Despite outward appearances, Tom’s battle with depression was intense and unrelenting. The pressure to maintain a facade of success only added to the weight of his internal struggles. As a result, Tom gradually withdrew from social activities, became increasingly isolated, and eventually reached a point where the pain seemed unbearable.

Tragically, Tom’s story ended in a way that shocked all who knew them. Despite his achievements and the support of friends and colleagues, the grip of depression proved too powerful to overcome. Tom’s untimely death served as a stark reminder of the invisible battles that so many face behind closed doors.

Sharing stories like Tom’s is vital in breaking down the barriers and stigma surrounding mental health. It reminds us that mental illness does not discriminate based on outward appearances or accomplishments.

Cultural Considerations:
Cultural differences play a significant role in shaping attitudes towards mental health, particularly within ethnic communities.
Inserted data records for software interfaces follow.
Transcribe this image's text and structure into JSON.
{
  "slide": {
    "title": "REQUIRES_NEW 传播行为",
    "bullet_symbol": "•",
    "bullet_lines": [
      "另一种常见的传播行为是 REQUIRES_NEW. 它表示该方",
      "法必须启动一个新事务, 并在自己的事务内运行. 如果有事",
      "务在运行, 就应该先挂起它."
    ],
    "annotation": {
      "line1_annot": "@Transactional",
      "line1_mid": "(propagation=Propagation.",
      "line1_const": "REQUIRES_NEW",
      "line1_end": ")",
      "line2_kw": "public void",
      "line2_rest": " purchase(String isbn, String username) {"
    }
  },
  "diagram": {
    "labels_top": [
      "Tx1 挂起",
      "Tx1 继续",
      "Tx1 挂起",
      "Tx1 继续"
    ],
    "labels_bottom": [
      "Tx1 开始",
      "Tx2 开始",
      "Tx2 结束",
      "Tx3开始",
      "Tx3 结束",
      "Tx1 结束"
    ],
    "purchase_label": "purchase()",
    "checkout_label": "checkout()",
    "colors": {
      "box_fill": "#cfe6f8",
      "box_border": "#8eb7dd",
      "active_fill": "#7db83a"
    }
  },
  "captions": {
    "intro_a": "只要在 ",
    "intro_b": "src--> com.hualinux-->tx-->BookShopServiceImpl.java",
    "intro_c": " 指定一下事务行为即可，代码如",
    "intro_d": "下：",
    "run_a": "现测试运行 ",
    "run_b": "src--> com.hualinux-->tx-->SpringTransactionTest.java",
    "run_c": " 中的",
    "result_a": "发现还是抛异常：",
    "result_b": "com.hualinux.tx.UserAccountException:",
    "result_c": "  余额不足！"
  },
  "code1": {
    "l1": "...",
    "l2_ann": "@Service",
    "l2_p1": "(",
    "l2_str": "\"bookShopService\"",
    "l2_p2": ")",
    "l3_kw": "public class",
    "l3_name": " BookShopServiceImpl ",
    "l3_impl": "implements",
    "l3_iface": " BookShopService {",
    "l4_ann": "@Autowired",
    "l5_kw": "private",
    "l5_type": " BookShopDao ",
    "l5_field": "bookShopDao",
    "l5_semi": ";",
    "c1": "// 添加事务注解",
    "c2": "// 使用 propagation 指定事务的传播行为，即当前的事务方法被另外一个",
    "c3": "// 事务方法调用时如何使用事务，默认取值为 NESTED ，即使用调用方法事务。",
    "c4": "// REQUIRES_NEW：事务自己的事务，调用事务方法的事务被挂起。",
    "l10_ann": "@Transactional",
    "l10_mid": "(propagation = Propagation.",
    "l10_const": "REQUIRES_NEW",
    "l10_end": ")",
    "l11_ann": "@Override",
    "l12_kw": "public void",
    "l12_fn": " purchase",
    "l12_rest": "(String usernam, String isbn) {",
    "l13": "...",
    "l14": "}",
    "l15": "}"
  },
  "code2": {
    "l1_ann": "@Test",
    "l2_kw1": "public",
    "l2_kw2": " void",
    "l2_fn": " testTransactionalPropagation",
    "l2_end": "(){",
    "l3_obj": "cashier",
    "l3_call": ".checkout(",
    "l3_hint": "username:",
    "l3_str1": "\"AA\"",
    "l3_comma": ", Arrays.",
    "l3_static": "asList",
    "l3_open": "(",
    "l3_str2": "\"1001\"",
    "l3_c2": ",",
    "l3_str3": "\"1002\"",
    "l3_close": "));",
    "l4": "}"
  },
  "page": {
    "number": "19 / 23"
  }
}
For example, in many African American communities, there exists a long-standing stigma surrounding mental health issues. Historical factors such as systemic racism, discrimination, and mistrust of medical institutions have contributed to a reluctance to seek help for mental health concerns. Additionally, cultural norms emphasizing strength, resilience, and self-reliance may discourage individuals from acknowledging vulnerability or seeking support.

Similarly, within Hispanic/Latinx communities, cultural values such as familismo (prioritizing family) and personalismo (emphasis on interpersonal relationships) influence attitudes towards mental health. While these values can provide strong social support networks, they may also contribute to feelings of shame or guilt when experiencing mental health challenges, as individuals fear burdening their families or appearing weak.

Addressing these cultural nuances is crucial for promoting inclusivity and understanding within ethnic communities. It involves acknowledging the unique cultural barriers that may prevent individuals from seeking help and tailoring mental health interventions to be culturally sensitive and accessible. By fostering open dialogue, providing education, and engaging community leaders, we can work towards breaking down stigma and ensuring that all individuals, regardless of cultural background, feel empowered to prioritize their mental well-being.

As Mental Health Awareness Month draws to a close, it’s essential to reflect on the significance of the conversations, advocacy, and action taken to promote mental well-being. Throughout this month, we’ve explored the fundamental importance of mental health, challenged stigma, promoted wellness practices, highlighted the importance of accessible resources, shared personal stories, and considered cultural nuances.

But our work does not end here. Mental health awareness is not confined to a single month; it’s a year-round commitment. As individuals and communities, we must continue to prioritize mental well-being, support those in need, and advocate for systemic change. We must strive to create environments where seeking help for mental health concerns is met with compassion and understanding, free from judgment or stigma.

In the words of Margaret Mead, “Never doubt that a small group of thoughtful, committed citizens can change the world; indeed, it’s the only thing that ever has.” Together, we have the power to make a difference, to create a world where mental health is valued, understood, and supported by all.

So let us carry the spirit of Mental Health Awareness Month forward, not just in May, but every day. Let us continue to break the silence, challenge stigma, promote wellness, and take action to create a more compassionate and supportive society for all.
Together, we can make every month Mental Health Awareness Month.